“When it’s going to happen, we do not know.”

Until this moment, in my everyday life, my attitude toward this whole ordeal was that of desperate denial. Finally, upon meeting with my new surgeon was it clear to my thick skull that I would require open heart surgery on my 30th year. Even toward the end of the 45 minute long meeting, I still tried to buy myself some more time.

“Umm, I guess I’m still confused about what to do,” I lied.

The surgeon said, “Why are you still confused? You wanted options and I gave you options.”

We chuckled and I knew what he meant, but what I wanted was a direct command from him. I asked him if he were in my shoes, when would he opt for surgery.

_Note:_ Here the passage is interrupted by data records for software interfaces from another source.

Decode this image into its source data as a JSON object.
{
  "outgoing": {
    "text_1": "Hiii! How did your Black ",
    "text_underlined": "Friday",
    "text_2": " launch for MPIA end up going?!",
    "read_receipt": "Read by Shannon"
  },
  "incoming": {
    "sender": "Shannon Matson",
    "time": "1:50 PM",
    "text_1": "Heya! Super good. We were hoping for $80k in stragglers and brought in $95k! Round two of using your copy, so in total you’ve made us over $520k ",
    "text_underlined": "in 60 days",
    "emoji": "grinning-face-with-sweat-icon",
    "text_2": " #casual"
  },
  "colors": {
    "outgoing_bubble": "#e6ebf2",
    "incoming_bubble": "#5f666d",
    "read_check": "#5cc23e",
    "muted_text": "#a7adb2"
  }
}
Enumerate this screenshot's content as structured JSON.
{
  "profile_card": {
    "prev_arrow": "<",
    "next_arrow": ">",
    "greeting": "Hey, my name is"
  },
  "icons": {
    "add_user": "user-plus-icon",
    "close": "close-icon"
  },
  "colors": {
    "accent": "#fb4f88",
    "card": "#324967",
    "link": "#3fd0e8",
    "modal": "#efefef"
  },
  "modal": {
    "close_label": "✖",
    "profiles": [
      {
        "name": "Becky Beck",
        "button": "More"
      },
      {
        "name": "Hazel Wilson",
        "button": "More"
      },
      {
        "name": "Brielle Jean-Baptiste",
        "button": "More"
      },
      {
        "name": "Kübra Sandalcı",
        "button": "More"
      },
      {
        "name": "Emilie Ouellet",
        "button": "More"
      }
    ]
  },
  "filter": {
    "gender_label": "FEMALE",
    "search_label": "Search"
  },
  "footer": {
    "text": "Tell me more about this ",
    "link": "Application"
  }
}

“Soon,” He said, plain and simple.

So there it was. He explained that because I was leaning toward a mechanical valve, there was no reason to wait for the operation. Mechanical valves last your whole life, so re-operation at any point would be a minimal risk. This is why I chose a mechanical valve, because I did not like the idea of getting a re-operation on a tissue valve in 9-13 years.

We look up to doctors as authorities on the human body, however they do not control your body. You are the master of your own domain, and you must make these difficult decisions yourself. I knew what I had to do. I scheduled my operation.

Prompt: http://dailypost.wordpress.com/2013/09/16/writing-challenge-dialogue/

 

Warm-heartedness for Healthy Mind, Healthy Body

The internet is full of rants. Perhaps this will help tip the balance.

I’m thankful for my health. You heard me. Despite the fact that I need major surgery, everything else is working swimmingly. This will help my recovery, I hope.

His Holiness, the Dalai Lama discusses how fear and anger are connected, and how these feelings can affect the physical body. I have been aware of this for the past few years, and it has been an ongoing process to improve. One should not feel bad for being afraid, however the more we can let go of these fears, the more anger we can also release. ohmmmmmmm…

I’m also thankful for my Mother, and Natalie

Writing Prompt taken from: http://dailypost.wordpress.com/2013/09/11/daily-prompt-thanks/

Six of One, Half a Dozen of the Other

A six word story:

Anxiety now, chest cut next… LIVE.

How perfect that I fall victim to a writing prompt via wordpress. The irony is that I assign such work almost daily to my students.

More and more, I’ve been wishing that my surgery date was sooner. More irony. Previously I wished it away into the distant future. Now, i feel that the anxiety leading up to it must be worse than the surgery itself. The last part of the six word story is “LIVE“. I just want to put this behind me so I can get on with life. I am very excited about life ‘on the other side’. I plan on livin’.

Which leads me to a relevant lesson taught to me by a Bruce Lee JPG (click pic to read).

then die...

then die…

http://dailypost.wordpress.com/2013/09/10/daily-prompt-six/